- **Your task**
Extract the full set of records, then give each one again exactly.

- **Stored data**

☆ ☆ ☆ ☆

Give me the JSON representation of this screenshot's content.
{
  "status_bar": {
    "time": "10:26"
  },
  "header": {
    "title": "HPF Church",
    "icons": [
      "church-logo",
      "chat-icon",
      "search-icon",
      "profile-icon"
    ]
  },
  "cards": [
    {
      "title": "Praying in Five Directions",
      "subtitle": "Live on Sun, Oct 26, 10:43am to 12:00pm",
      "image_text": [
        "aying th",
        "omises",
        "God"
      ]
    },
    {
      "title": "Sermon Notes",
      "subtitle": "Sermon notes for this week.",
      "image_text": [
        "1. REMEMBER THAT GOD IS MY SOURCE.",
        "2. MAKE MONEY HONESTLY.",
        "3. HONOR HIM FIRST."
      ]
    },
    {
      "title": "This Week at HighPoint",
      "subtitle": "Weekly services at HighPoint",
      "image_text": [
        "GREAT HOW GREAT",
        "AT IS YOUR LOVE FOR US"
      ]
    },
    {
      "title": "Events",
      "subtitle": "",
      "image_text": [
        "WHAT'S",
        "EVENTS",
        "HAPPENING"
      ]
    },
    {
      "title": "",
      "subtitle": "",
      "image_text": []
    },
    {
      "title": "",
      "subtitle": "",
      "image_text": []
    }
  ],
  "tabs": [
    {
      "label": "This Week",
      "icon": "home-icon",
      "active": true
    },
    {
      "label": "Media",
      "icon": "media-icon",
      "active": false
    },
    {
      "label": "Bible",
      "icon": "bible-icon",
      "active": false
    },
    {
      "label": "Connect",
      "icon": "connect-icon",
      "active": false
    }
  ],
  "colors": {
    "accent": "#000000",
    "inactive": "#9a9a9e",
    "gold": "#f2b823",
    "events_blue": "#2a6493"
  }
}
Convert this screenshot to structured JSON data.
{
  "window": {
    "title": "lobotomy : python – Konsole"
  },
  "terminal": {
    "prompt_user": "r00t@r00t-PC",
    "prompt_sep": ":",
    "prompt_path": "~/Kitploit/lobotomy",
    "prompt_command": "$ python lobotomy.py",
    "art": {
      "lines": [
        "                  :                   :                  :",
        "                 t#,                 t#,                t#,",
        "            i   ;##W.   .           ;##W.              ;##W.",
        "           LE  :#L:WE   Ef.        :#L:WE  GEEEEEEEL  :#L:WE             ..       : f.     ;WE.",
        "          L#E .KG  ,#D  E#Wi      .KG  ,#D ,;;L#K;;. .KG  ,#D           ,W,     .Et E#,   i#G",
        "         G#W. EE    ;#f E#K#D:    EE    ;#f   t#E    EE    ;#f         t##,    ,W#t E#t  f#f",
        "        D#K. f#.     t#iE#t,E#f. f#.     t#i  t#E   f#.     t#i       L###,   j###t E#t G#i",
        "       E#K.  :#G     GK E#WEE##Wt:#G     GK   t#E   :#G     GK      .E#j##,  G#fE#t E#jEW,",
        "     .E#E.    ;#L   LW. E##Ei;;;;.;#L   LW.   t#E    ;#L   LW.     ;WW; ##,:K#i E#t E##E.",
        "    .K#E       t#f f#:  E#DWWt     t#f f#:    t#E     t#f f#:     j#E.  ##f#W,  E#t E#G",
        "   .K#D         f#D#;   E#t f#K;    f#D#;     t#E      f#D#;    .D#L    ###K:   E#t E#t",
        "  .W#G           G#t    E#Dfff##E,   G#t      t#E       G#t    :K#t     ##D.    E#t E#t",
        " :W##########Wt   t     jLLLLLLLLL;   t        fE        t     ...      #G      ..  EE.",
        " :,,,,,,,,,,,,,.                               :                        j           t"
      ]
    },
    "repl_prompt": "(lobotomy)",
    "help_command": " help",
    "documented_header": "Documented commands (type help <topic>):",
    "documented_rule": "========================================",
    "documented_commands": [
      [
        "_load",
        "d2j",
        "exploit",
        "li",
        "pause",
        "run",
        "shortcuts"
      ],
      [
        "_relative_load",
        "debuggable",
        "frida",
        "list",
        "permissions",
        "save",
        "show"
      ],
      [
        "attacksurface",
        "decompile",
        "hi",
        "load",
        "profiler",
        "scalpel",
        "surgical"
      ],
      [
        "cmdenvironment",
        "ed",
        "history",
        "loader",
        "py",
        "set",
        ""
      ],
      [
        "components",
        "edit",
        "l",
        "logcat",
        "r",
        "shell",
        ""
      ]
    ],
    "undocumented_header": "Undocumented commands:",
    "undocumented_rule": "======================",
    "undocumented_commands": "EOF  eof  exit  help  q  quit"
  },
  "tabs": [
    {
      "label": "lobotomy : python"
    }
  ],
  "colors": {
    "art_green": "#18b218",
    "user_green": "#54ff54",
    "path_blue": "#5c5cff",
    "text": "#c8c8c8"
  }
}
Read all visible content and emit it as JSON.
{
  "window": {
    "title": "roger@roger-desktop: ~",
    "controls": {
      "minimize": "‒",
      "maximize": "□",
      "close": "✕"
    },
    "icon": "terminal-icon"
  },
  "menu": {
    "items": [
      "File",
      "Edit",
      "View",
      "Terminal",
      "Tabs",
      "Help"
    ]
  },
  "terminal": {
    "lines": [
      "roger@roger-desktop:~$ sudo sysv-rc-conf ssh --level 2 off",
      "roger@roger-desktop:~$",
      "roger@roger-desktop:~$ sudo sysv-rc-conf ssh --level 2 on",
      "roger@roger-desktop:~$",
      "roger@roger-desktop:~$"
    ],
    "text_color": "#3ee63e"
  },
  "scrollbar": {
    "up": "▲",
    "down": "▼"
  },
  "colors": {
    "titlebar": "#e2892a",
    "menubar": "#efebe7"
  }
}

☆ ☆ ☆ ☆

- **Output**
Give me the JSON representation of this screenshot's content.
{
  "status_bar": {
    "time": "10:26"
  },
  "header": {
    "title": "HPF Church",
    "icons": [
      "church-logo",
      "chat-icon",
      "search-icon",
      "profile-icon"
    ]
  },
  "cards": [
    {
      "title": "Praying in Five Directions",
      "subtitle": "Live on Sun, Oct 26, 10:43am to 12:00pm",
      "image_text": [
        "aying th",
        "omises",
        "God"
      ]
    },
    {
      "title": "Sermon Notes",
      "subtitle": "Sermon notes for this week.",
      "image_text": [
        "1. REMEMBER THAT GOD IS MY SOURCE.",
        "2. MAKE MONEY HONESTLY.",
        "3. HONOR HIM FIRST."
      ]
    },
    {
      "title": "This Week at HighPoint",
      "subtitle": "Weekly services at HighPoint",
      "image_text": [
        "GREAT HOW GREAT",
        "AT IS YOUR LOVE FOR US"
      ]
    },
    {
      "title": "Events",
      "subtitle": "",
      "image_text": [
        "WHAT'S",
        "EVENTS",
        "HAPPENING"
      ]
    },
    {
      "title": "",
      "subtitle": "",
      "image_text": []
    },
    {
      "title": "",
      "subtitle": "",
      "image_text": []
    }
  ],
  "tabs": [
    {
      "label": "This Week",
      "icon": "home-icon",
      "active": true
    },
    {
      "label": "Media",
      "icon": "media-icon",
      "active": false
    },
    {
      "label": "Bible",
      "icon": "bible-icon",
      "active": false
    },
    {
      "label": "Connect",
      "icon": "connect-icon",
      "active": false
    }
  ],
  "colors": {
    "accent": "#000000",
    "inactive": "#9a9a9e",
    "gold": "#f2b823",
    "events_blue": "#2a6493"
  }
}
Convert this screenshot to structured JSON data.
{
  "window": {
    "title": "lobotomy : python – Konsole"
  },
  "terminal": {
    "prompt_user": "r00t@r00t-PC",
    "prompt_sep": ":",
    "prompt_path": "~/Kitploit/lobotomy",
    "prompt_command": "$ python lobotomy.py",
    "art": {
      "lines": [
        "                  :                   :                  :",
        "                 t#,                 t#,                t#,",
        "            i   ;##W.   .           ;##W.              ;##W.",
        "           LE  :#L:WE   Ef.        :#L:WE  GEEEEEEEL  :#L:WE             ..       : f.     ;WE.",
        "          L#E .KG  ,#D  E#Wi      .KG  ,#D ,;;L#K;;. .KG  ,#D           ,W,     .Et E#,   i#G",
        "         G#W. EE    ;#f E#K#D:    EE    ;#f   t#E    EE    ;#f         t##,    ,W#t E#t  f#f",
        "        D#K. f#.     t#iE#t,E#f. f#.     t#i  t#E   f#.     t#i       L###,   j###t E#t G#i",
        "       E#K.  :#G     GK E#WEE##Wt:#G     GK   t#E   :#G     GK      .E#j##,  G#fE#t E#jEW,",
        "     .E#E.    ;#L   LW. E##Ei;;;;.;#L   LW.   t#E    ;#L   LW.     ;WW; ##,:K#i E#t E##E.",
        "    .K#E       t#f f#:  E#DWWt     t#f f#:    t#E     t#f f#:     j#E.  ##f#W,  E#t E#G",
        "   .K#D         f#D#;   E#t f#K;    f#D#;     t#E      f#D#;    .D#L    ###K:   E#t E#t",
        "  .W#G           G#t    E#Dfff##E,   G#t      t#E       G#t    :K#t     ##D.    E#t E#t",
        " :W##########Wt   t     jLLLLLLLLL;   t        fE        t     ...      #G      ..  EE.",
        " :,,,,,,,,,,,,,.                               :                        j           t"
      ]
    },
    "repl_prompt": "(lobotomy)",
    "help_command": " help",
    "documented_header": "Documented commands (type help <topic>):",
    "documented_rule": "========================================",
    "documented_commands": [
      [
        "_load",
        "d2j",
        "exploit",
        "li",
        "pause",
        "run",
        "shortcuts"
      ],
      [
        "_relative_load",
        "debuggable",
        "frida",
        "list",
        "permissions",
        "save",
        "show"
      ],
      [
        "attacksurface",
        "decompile",
        "hi",
        "load",
        "profiler",
        "scalpel",
        "surgical"
      ],
      [
        "cmdenvironment",
        "ed",
        "history",
        "loader",
        "py",
        "set",
        ""
      ],
      [
        "components",
        "edit",
        "l",
        "logcat",
        "r",
        "shell",
        ""
      ]
    ],
    "undocumented_header": "Undocumented commands:",
    "undocumented_rule": "======================",
    "undocumented_commands": "EOF  eof  exit  help  q  quit"
  },
  "tabs": [
    {
      "label": "lobotomy : python"
    }
  ],
  "colors": {
    "art_green": "#18b218",
    "user_green": "#54ff54",
    "path_blue": "#5c5cff",
    "text": "#c8c8c8"
  }
}
Read all visible content and emit it as JSON.
{
  "window": {
    "title": "roger@roger-desktop: ~",
    "controls": {
      "minimize": "‒",
      "maximize": "□",
      "close": "✕"
    },
    "icon": "terminal-icon"
  },
  "menu": {
    "items": [
      "File",
      "Edit",
      "View",
      "Terminal",
      "Tabs",
      "Help"
    ]
  },
  "terminal": {
    "lines": [
      "roger@roger-desktop:~$ sudo sysv-rc-conf ssh --level 2 off",
      "roger@roger-desktop:~$",
      "roger@roger-desktop:~$ sudo sysv-rc-conf ssh --level 2 on",
      "roger@roger-desktop:~$",
      "roger@roger-desktop:~$"
    ],
    "text_color": "#3ee63e"
  },
  "scrollbar": {
    "up": "▲",
    "down": "▼"
  },
  "colors": {
    "titlebar": "#e2892a",
    "menubar": "#efebe7"
  }
}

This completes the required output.